The remaining funds will cover administrative costs, the Hubbard County Housing and Redevelopment Authority will administer the projects with direction from the Headwaters Regional Development Commission.

An environmental review is currently underway for the downtown Park Rapids projects with formal applications expected to be sent in early June, Collins said.

The proposals will then be reviewed and ranked, with criteria established for selection.

Businesses that have pre-applied and those showing the ability for the project to be completed in a timely manner are more likely to be funded, Collins said.

Up to half of the amount can be loaned for the commercial and rental rehabilitation projects with a maximum of $40,000.

The no-interest loans will be totally forgiven if the owner retains the property for 10 years. If the property is sold within four years, 100 percent of the loan must be repaid. After that, the amount forgiven is prorated on a monthly basis up to 10 years.
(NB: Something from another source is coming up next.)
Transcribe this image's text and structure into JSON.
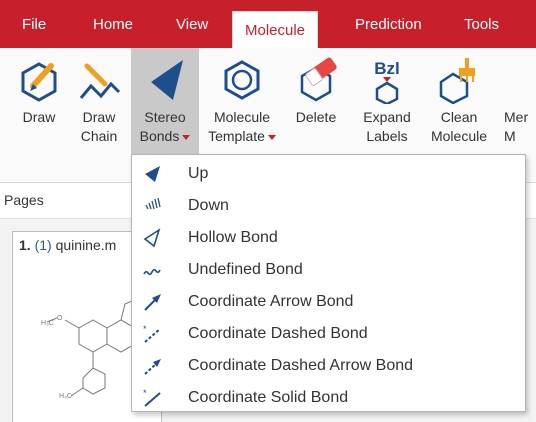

The funds may be used for building facades, structural improvements, meeting code, roofs, heating and cooling or plumbing upgrades. Interior remodeling costs, such as carpet, are not included.

Collins anticipates the city could receive additional funding if the grant is effectively administered and the city demonstrates a need for more funds.

In addition to the grant, 40 downtown businesses have signed up for a Lighting Blitz PowerGrant, Rep. Brita Sailer, DFL-Park Rapids successfully directing stimulus funds totaling $100,000 for environmental efficiency programs in the city.

Minnesota Power has been conducting walk-throughs in city businesses to identify lighting recommendations.

Loans of up to $5,000 may be accessed through the local banks and the credit union. There is $100,000 available, half the funding from Minnesota Power, half from the Office of Energy Security. The city administers the revolving loan fund.

The projects have an estimated three-year - or less - payback rate.

Park Rapids HRA will administer a $50,000 appliance rebate program and a buy-down for the cost of residential energy audits.

And a facelift could be on the horizon for Main street enterprises.

As part of the downtown improvement project, several businesses expressed a need for facade improvements.

With the aid of a $15,000 grant from the Hewitt family, Paul Richards of Widseth Smith Nolting was hired to conduct research on Park Rapids' history via photographs and sketches.

He then rendered drawings of updated storefronts, with a quaint village-style appeal, and compiled materials needed for the projects.

The improvements, Collins said, are under consideration by the business owners, with further loan or grant funding possibly to be sought for projects.